By the beginning of June it seemed that the rules of the new normality were already clear.
However, in a couple of weeks, by the middle of that month, the Minister of Health, Daniel Salas, at the daily noon press conference announced what was incredible to believe that a group of approximately 50 people, attended a family party in Alajuelita. Several of the guests were infected.
Two days later, more than 20 people attending the celebration were carrying the coronavirus.
Although the case of the celebration in Alajuelita was intended to be an example of what should not be done during the pandemic, in reality, it would become just the first bad news related to clandestine social activities carried out behind the backs of the authorities and in disobedience of the public health guidelines.
A few days later it was revealed that a family of Pavas carried out an ‘autoté ’, to celebrate the upcoming arrival of a baby. And although it was not a celebration in an event hall or in a house, there were visits to some acquaintances to collect the gifts, hugs, kisses, and everything that had been asked not to do.
The result: more than 15 infected people.
Both the cantons of Alajuelita and the district of Pavas became the epicenter of the coronavirus in the country and together with the canton of Desamparados, became the first to be raised to orange alert in the Greater Metropolitan Area (GAM).
According to data from the Ministry of Public Security (MSP), only in the last three weekends (taking into account Friday, Saturday, and Sunday), 3,656 reports of social activities have been received, including parties and other events with large number of people crowded together.
“I think that at some point the entire society will come to the harsh reality that this is serious and that people die.
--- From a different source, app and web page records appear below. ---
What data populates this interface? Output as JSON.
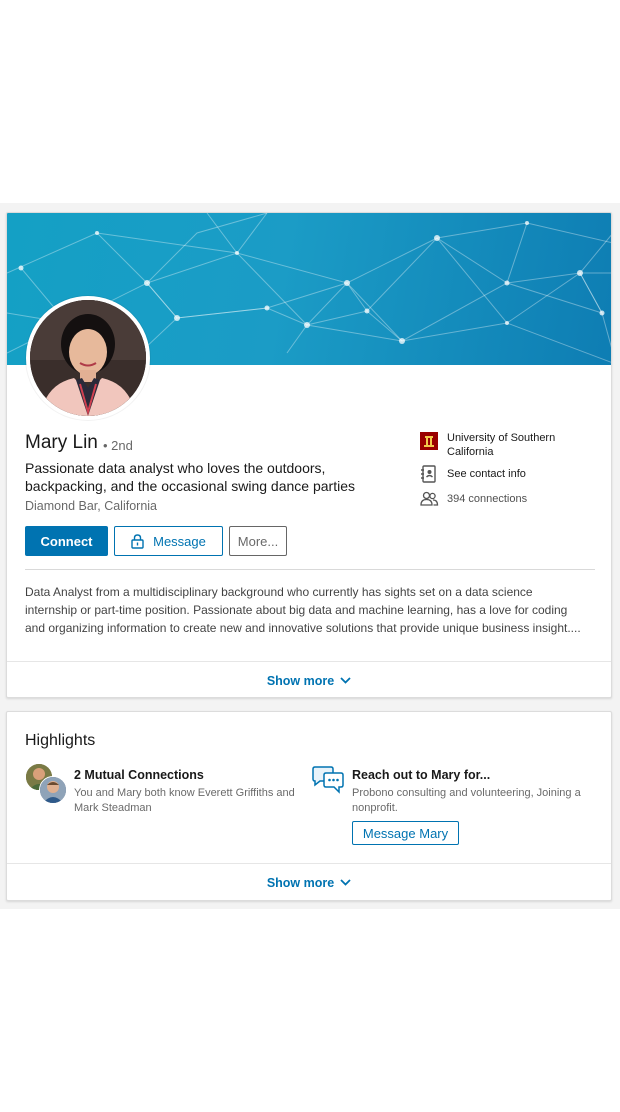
{
  "profile": {
    "name": "Mary Lin",
    "degree": "• 2nd",
    "headline": "Passionate data analyst who loves the outdoors, backpacking, and the occasional swing dance parties",
    "location": "Diamond Bar, California",
    "education": "University of Southern California",
    "contact_info": "See contact info",
    "connections": "394 connections",
    "summary_lines": [
      "Data Analyst from a multidisciplinary background who currently has sights set on a data science",
      "internship or part-time position. Passionate about big data and machine learning, has a love for coding",
      "and organizing information to create new and innovative solutions that provide unique business insight...."
    ],
    "show_more": "Show more"
  },
  "actions": {
    "connect": "Connect",
    "message": "Message",
    "more": "More..."
  },
  "highlights": {
    "title": "Highlights",
    "mutual": {
      "title": "2 Mutual Connections",
      "text": "You and Mary both know Everett Griffiths and Mark Steadman"
    },
    "reach_out": {
      "title": "Reach out to Mary for...",
      "text": "Probono consulting and volunteering, Joining a nonprofit.",
      "button": "Message Mary"
    },
    "show_more": "Show more"
  },
  "colors": {
    "accent": "#0073b1",
    "cover": "#14a0c5",
    "school": "#990000"
  },
  "icons": {
    "school": "usc-logo-icon",
    "contact": "contact-book-icon",
    "connections": "people-icon",
    "lock": "lock-icon",
    "chevron": "chevron-down-icon",
    "chat": "chat-bubbles-icon"
  }
}
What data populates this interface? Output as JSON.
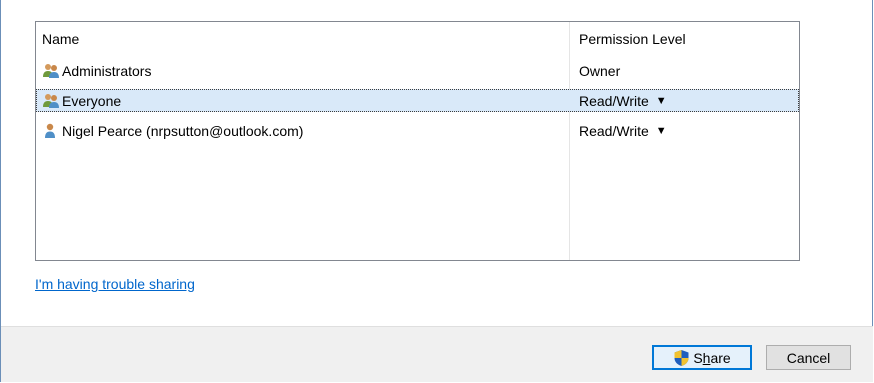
{
  "list": {
    "columns": {
      "name": "Name",
      "permission": "Permission Level"
    },
    "rows": [
      {
        "name": "Administrators",
        "permission": "Owner",
        "icon": "group-icon",
        "has_dropdown": false,
        "selected": false
      },
      {
        "name": "Everyone",
        "permission": "Read/Write",
        "icon": "group-icon",
        "has_dropdown": true,
        "selected": true
      },
      {
        "name": "Nigel Pearce (nrpsutton@outlook.com)",
        "permission": "Read/Write",
        "icon": "user-icon",
        "has_dropdown": true,
        "selected": false
      }
    ],
    "dropdown_glyph": "▼"
  },
  "trouble_link": "I'm having trouble sharing",
  "buttons": {
    "share_prefix": "S",
    "share_accel": "h",
    "share_rest": "are",
    "cancel": "Cancel"
  },
  "colors": {
    "link": "#0066cc",
    "selection": "#d9e9f9",
    "accent": "#0078d7"
  }
}
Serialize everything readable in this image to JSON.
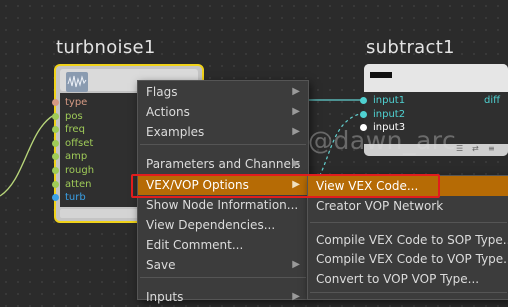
{
  "nodes": {
    "turbnoise": {
      "title": "turbnoise1",
      "ports": [
        {
          "name": "type",
          "color": "#d59a84"
        },
        {
          "name": "pos",
          "color": "#9fcb58"
        },
        {
          "name": "freq",
          "color": "#9fcb58"
        },
        {
          "name": "offset",
          "color": "#9fcb58"
        },
        {
          "name": "amp",
          "color": "#9fcb58"
        },
        {
          "name": "rough",
          "color": "#9fcb58"
        },
        {
          "name": "atten",
          "color": "#9fcb58"
        },
        {
          "name": "turb",
          "color": "#3aa0e6"
        }
      ]
    },
    "subtract": {
      "title": "subtract1",
      "inputs": [
        {
          "name": "input1",
          "color": "#4fd1d1"
        },
        {
          "name": "input2",
          "color": "#4fd1d1"
        },
        {
          "name": "input3",
          "color": "#ffffff"
        }
      ],
      "output": "diff",
      "output_color": "#4fd1d1",
      "footer_glyphs": [
        "☰",
        "⇄",
        "≡"
      ]
    }
  },
  "context_menu": {
    "items": [
      {
        "label": "Flags",
        "submenu": true
      },
      {
        "label": "Actions",
        "submenu": true
      },
      {
        "label": "Examples",
        "submenu": true
      },
      {
        "label": "Parameters and Channels",
        "submenu": true
      },
      {
        "label": "VEX/VOP Options",
        "submenu": true,
        "highlighted": true
      },
      {
        "label": "Show Node Information...",
        "submenu": false
      },
      {
        "label": "View Dependencies...",
        "submenu": false
      },
      {
        "label": "Edit Comment...",
        "submenu": false
      },
      {
        "label": "Save",
        "submenu": true
      },
      {
        "label": "Inputs",
        "submenu": true
      }
    ]
  },
  "submenu": {
    "items": [
      {
        "label": "View VEX Code...",
        "highlighted": true
      },
      {
        "label": "Creator VOP Network"
      },
      {
        "label": "Compile VEX Code to SOP Type..."
      },
      {
        "label": "Compile VEX Code to VOP Type..."
      },
      {
        "label": "Convert to VOP VOP Type..."
      }
    ]
  },
  "watermark": "@dawn_arc",
  "colors": {
    "highlight": "#b66b05",
    "selection_border": "#f0d21a",
    "annotation_outline": "#e11d1d"
  }
}
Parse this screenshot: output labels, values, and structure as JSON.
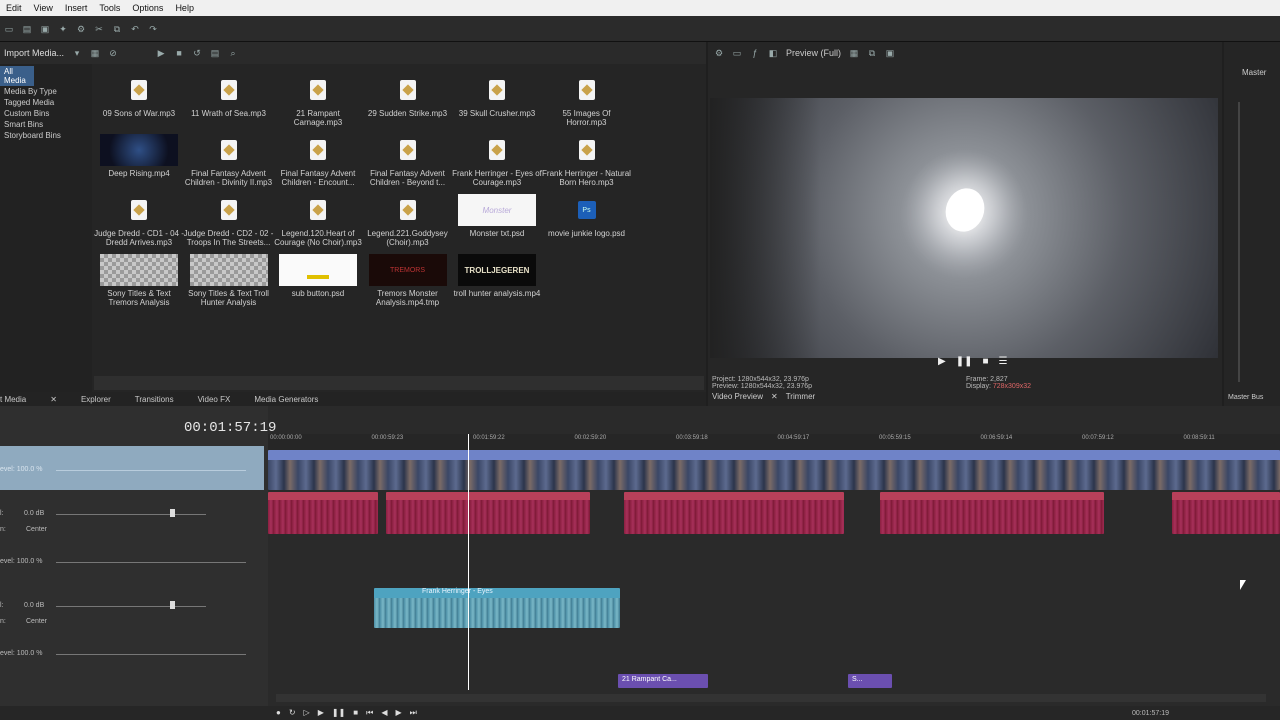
{
  "menubar": [
    "Edit",
    "View",
    "Insert",
    "Tools",
    "Options",
    "Help"
  ],
  "media_toolbar": {
    "import_label": "Import Media..."
  },
  "tree": [
    "All Media",
    "Media By Type",
    "Tagged Media",
    "Custom Bins",
    "Smart Bins",
    "Storyboard Bins"
  ],
  "media_items": [
    {
      "name": "09 Sons of War.mp3",
      "kind": "file"
    },
    {
      "name": "11 Wrath of Sea.mp3",
      "kind": "file"
    },
    {
      "name": "21 Rampant Carnage.mp3",
      "kind": "file"
    },
    {
      "name": "29 Sudden Strike.mp3",
      "kind": "file"
    },
    {
      "name": "39 Skull Crusher.mp3",
      "kind": "file"
    },
    {
      "name": "55 Images Of Horror.mp3",
      "kind": "file"
    },
    {
      "name": "Deep Rising.mp4",
      "kind": "video"
    },
    {
      "name": "Final Fantasy Advent Children - Divinity II.mp3",
      "kind": "file"
    },
    {
      "name": "Final Fantasy Advent Children - Encount...",
      "kind": "file"
    },
    {
      "name": "Final Fantasy Advent Children - Beyond t...",
      "kind": "file"
    },
    {
      "name": "Frank Herringer - Eyes of Courage.mp3",
      "kind": "file"
    },
    {
      "name": "Frank Herringer - Natural Born Hero.mp3",
      "kind": "file"
    },
    {
      "name": "Judge Dredd - CD1 - 04 - Dredd Arrives.mp3",
      "kind": "file"
    },
    {
      "name": "Judge Dredd - CD2 - 02 - Troops In The Streets...",
      "kind": "file"
    },
    {
      "name": "Legend.120.Heart of Courage (No Choir).mp3",
      "kind": "file"
    },
    {
      "name": "Legend.221.Goddysey (Choir).mp3",
      "kind": "file"
    },
    {
      "name": "Monster txt.psd",
      "kind": "monster"
    },
    {
      "name": "movie junkie logo.psd",
      "kind": "ps"
    },
    {
      "name": "Sony Titles & Text Tremors Analysis",
      "kind": "checker"
    },
    {
      "name": "Sony Titles & Text Troll Hunter Analysis",
      "kind": "checker"
    },
    {
      "name": "sub button.psd",
      "kind": "white"
    },
    {
      "name": "Tremors Monster Analysis.mp4.tmp",
      "kind": "red"
    },
    {
      "name": "troll hunter analysis.mp4",
      "kind": "troll"
    }
  ],
  "thumb_text": {
    "troll": "TROLLJEGEREN",
    "red": "TREMORS",
    "monster": "Monster",
    "ps": "Ps"
  },
  "lower_tabs": [
    "t Media",
    "Explorer",
    "Transitions",
    "Video FX",
    "Media Generators"
  ],
  "preview": {
    "mode": "Preview (Full)",
    "project": "Project:   1280x544x32, 23.976p",
    "preview_res": "Preview:  1280x544x32, 23.976p",
    "frame": "Frame:   2,827",
    "display_label": "Display:",
    "display_value": "728x309x32",
    "tabs": [
      "Video Preview",
      "Trimmer"
    ]
  },
  "master": {
    "title": "Master",
    "tab": "Master Bus"
  },
  "timeline": {
    "timecode": "00:01:57:19",
    "ruler": [
      "00:00:00:00",
      "00:00:59:23",
      "00:01:59:22",
      "00:02:59:20",
      "00:03:59:18",
      "00:04:59:17",
      "00:05:59:15",
      "00:06:59:14",
      "00:07:59:12",
      "00:08:59:11"
    ],
    "track1_level": "evel: 100.0 %",
    "track2_vol": "l:",
    "track2_vol_val": "0.0 dB",
    "track2_pan": "n:",
    "track2_pan_val": "Center",
    "track3_level": "evel: 100.0 %",
    "track4_vol": "l:",
    "track4_vol_val": "0.0 dB",
    "track4_pan": "n:",
    "track4_pan_val": "Center",
    "track5_level": "evel: 100.0 %",
    "teal_clip_title": "Frank Herringer - Eyes",
    "purple_clips": [
      "21 Rampant Ca...",
      "S..."
    ],
    "end_timecode": "00:01:57:19"
  },
  "colors": {
    "video_clip": "#6f83c8",
    "audio_red": "#a8305a",
    "audio_teal": "#4ea3c0",
    "title_purple": "#6b4fb0"
  }
}
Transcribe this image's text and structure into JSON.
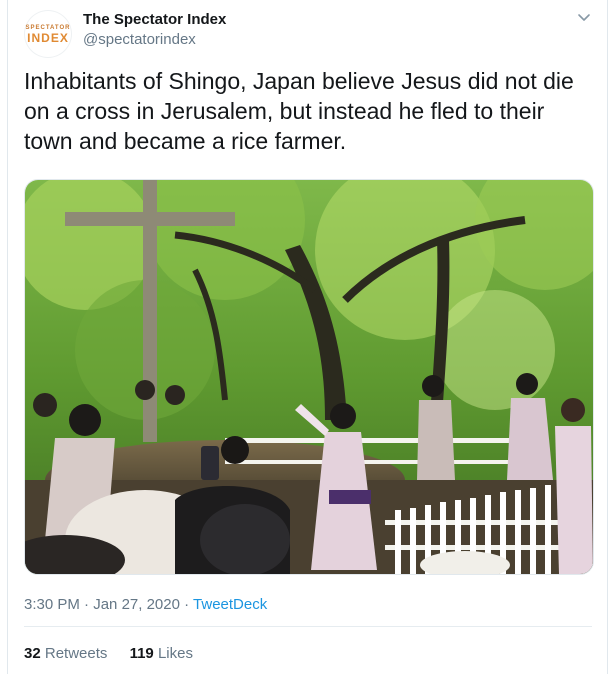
{
  "author": {
    "name": "The Spectator Index",
    "handle": "@spectatorindex",
    "avatar_top": "SPECTATOR",
    "avatar_bottom": "INDEX"
  },
  "tweet": {
    "text": "Inhabitants of Shingo, Japan believe Jesus did not die on a cross in Jerusalem, but instead he fled to their town and became a rice farmer."
  },
  "meta": {
    "time": "3:30 PM",
    "sep1": " · ",
    "date": "Jan 27, 2020",
    "sep2": " · ",
    "source": "TweetDeck"
  },
  "stats": {
    "retweets_count": "32",
    "retweets_label": "Retweets",
    "likes_count": "119",
    "likes_label": "Likes"
  },
  "icons": {
    "menu": "chevron-down-icon"
  },
  "colors": {
    "link": "#1b95e0",
    "secondary_text": "#657786",
    "avatar_orange": "#e08a33"
  }
}
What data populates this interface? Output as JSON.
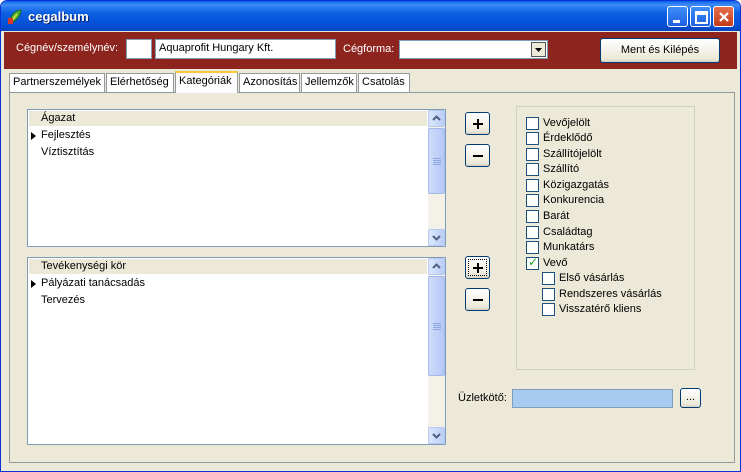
{
  "window": {
    "title": "cegalbum",
    "colors": {
      "titlebar": "#0b5fe3",
      "header": "#8d241e",
      "face": "#ece9d8",
      "ugyfel_field": "#a6caf0"
    }
  },
  "header": {
    "cegnev_label": "Cégnév/személynév:",
    "short_code_value": "",
    "cegnev_value": "Aquaprofit Hungary Kft.",
    "cegforma_label": "Cégforma:",
    "cegforma_value": "",
    "save_exit_label": "Ment és Kilépés"
  },
  "tabs": [
    {
      "label": "Partnerszemélyek",
      "active": false
    },
    {
      "label": "Elérhetőség",
      "active": false
    },
    {
      "label": "Kategóriák",
      "active": true
    },
    {
      "label": "Azonosítás",
      "active": false
    },
    {
      "label": "Jellemzők",
      "active": false
    },
    {
      "label": "Csatolás",
      "active": false
    }
  ],
  "agazat_list": {
    "header": "Ágazat",
    "rows": [
      {
        "text": "Fejlesztés",
        "current": true
      },
      {
        "text": "Víztisztítás",
        "current": false
      }
    ]
  },
  "tevekenyseg_list": {
    "header": "Tevékenységi kör",
    "rows": [
      {
        "text": "Pályázati tanácsadás",
        "current": true
      },
      {
        "text": "Tervezés",
        "current": false
      }
    ]
  },
  "buttons": {
    "add_icon": "plus-icon",
    "remove_icon": "minus-icon"
  },
  "categories": [
    {
      "label": "Vevőjelölt",
      "checked": false,
      "level": 0
    },
    {
      "label": "Érdeklődő",
      "checked": false,
      "level": 0
    },
    {
      "label": "Szállítójelölt",
      "checked": false,
      "level": 0
    },
    {
      "label": "Szállító",
      "checked": false,
      "level": 0
    },
    {
      "label": "Közigazgatás",
      "checked": false,
      "level": 0
    },
    {
      "label": "Konkurencia",
      "checked": false,
      "level": 0
    },
    {
      "label": "Barát",
      "checked": false,
      "level": 0
    },
    {
      "label": "Családtag",
      "checked": false,
      "level": 0
    },
    {
      "label": "Munkatárs",
      "checked": false,
      "level": 0
    },
    {
      "label": "Vevő",
      "checked": true,
      "level": 0
    },
    {
      "label": "Első vásárlás",
      "checked": false,
      "level": 1
    },
    {
      "label": "Rendszeres vásárlás",
      "checked": false,
      "level": 1
    },
    {
      "label": "Visszatérő kliens",
      "checked": false,
      "level": 1
    }
  ],
  "uzletkoto": {
    "label": "Üzletkötő:",
    "value": "",
    "browse_label": "..."
  }
}
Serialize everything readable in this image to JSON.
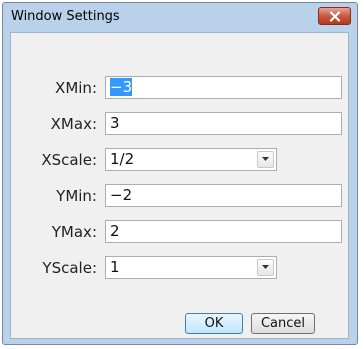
{
  "window": {
    "title": "Window Settings",
    "close_icon": "close-x-icon"
  },
  "fields": [
    {
      "label": "XMin:",
      "value": "−3",
      "type": "text",
      "selected": true
    },
    {
      "label": "XMax:",
      "value": "3",
      "type": "text"
    },
    {
      "label": "XScale:",
      "value": "1/2",
      "type": "dropdown"
    },
    {
      "label": "YMin:",
      "value": "−2",
      "type": "text"
    },
    {
      "label": "YMax:",
      "value": "2",
      "type": "text"
    },
    {
      "label": "YScale:",
      "value": "1",
      "type": "dropdown"
    }
  ],
  "buttons": {
    "ok": "OK",
    "cancel": "Cancel"
  },
  "colors": {
    "title_bar": "#b9d1ea",
    "close_button": "#c75b43",
    "selection": "#3399ff",
    "dialog_body": "#f0f0f0"
  }
}
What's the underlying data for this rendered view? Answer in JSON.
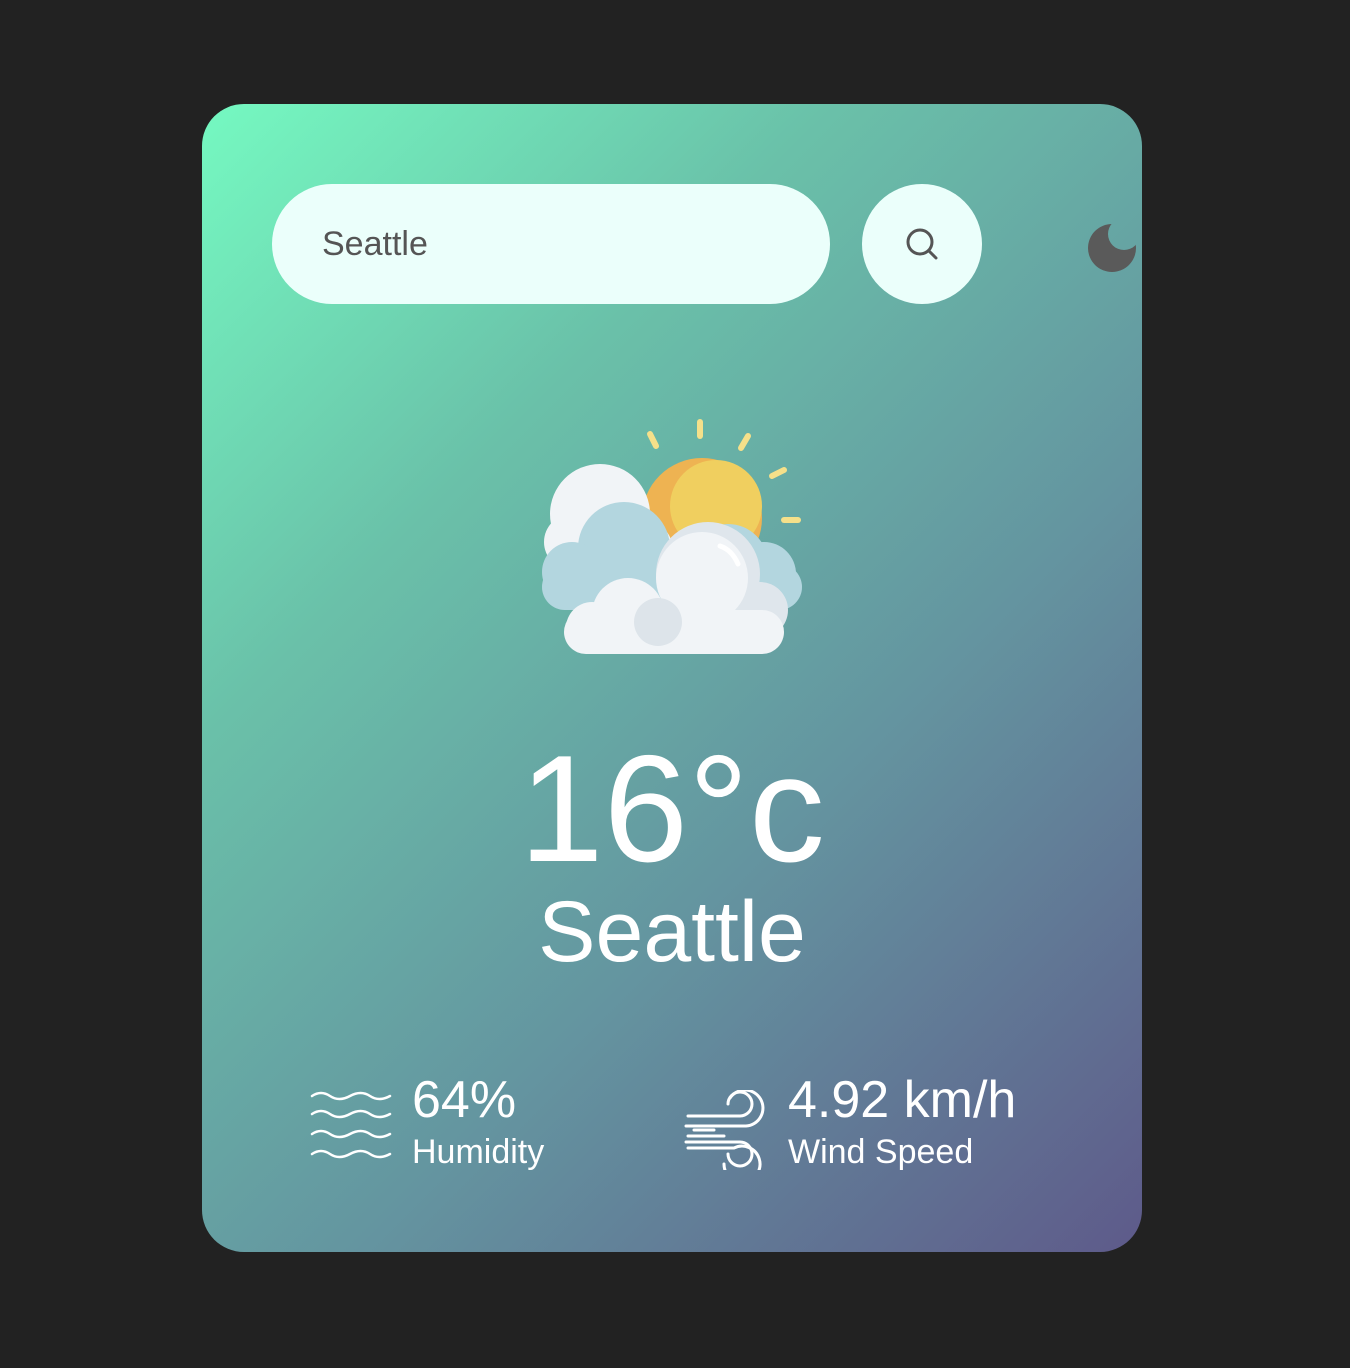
{
  "search": {
    "value": "Seattle"
  },
  "icons": {
    "search": "search-icon",
    "theme": "moon-icon",
    "weather": "partly-cloudy-icon",
    "humidity": "humidity-waves-icon",
    "wind": "wind-icon"
  },
  "weather": {
    "temperature": "16°c",
    "city": "Seattle"
  },
  "details": {
    "humidity": {
      "value": "64%",
      "label": "Humidity"
    },
    "wind": {
      "value": "4.92 km/h",
      "label": "Wind Speed"
    }
  },
  "colors": {
    "background": "#222222",
    "gradient_start": "#75f9c1",
    "gradient_end": "#5e5a8a",
    "input_background": "#ebfffb",
    "text": "#ffffff"
  }
}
I think that as the pandemic progresses, there will be a little more respect,” says Michael Soto, Minister of Security.
“Most people stop the activity when the police arrive,” adds Soto.
Daniel Calderón, director of the Fuerza Publica (national police), explains that since the pandemic began, they have had to deal with these festive gatherings, usually facing resistance from those who attend.
“It is a recurring problem. From the beginning we have had to deal with circumstances where people become aggressive, violent, we have had police officers beaten, injured, where we have even had to make arrests, and the acts of violence have increased. They are linked to the consumption of liquor on the street and at parties,” he details.
Calderón affirms that the most violent situations have occurred in the most vulnerable – the poorest and conflictive – areas of the country.
And all this despite facing a fine equal to one month’s salary for those who hold parties at times when public health is in danger, or imprisonment of one to three years, or a 50 to 200-day fine for violating the measures imposed by law or by the competent authorities to prevent the spread of an epidemic.
Minister Soto states that these punishments have not yet been applied, but he does not rule out such sanctions in the future.
But why are citizens opposed to following the instructions of the authorities when their health is at risk?
For starters, experts agree that no one knew what a pandemic was, or what it would be like to survive in the midst of uncertainty, where parties, gatherings, and the way of relating to others changed dramatically from one day to the next, without prior notice.
“We have been in containment of our daily activities for four months and that somehow causes our rationality of understanding to deteriorate and that we begin to violate criteria of rationality, such as restraining ourselves from socializing. There is wear and tear and lack of understanding of the facts,” explains José Carlos Chinchilla, a sociologist at the Universidad Nacional (UNA).
At this point, Chinchilla assures that there is, in the human being, a need to return to the past, to return to what was already habitual as a member of society and that, in one way or another, brought joy to people.
This causes many today to be exhausted and unaware of the level of risk that the country currently has.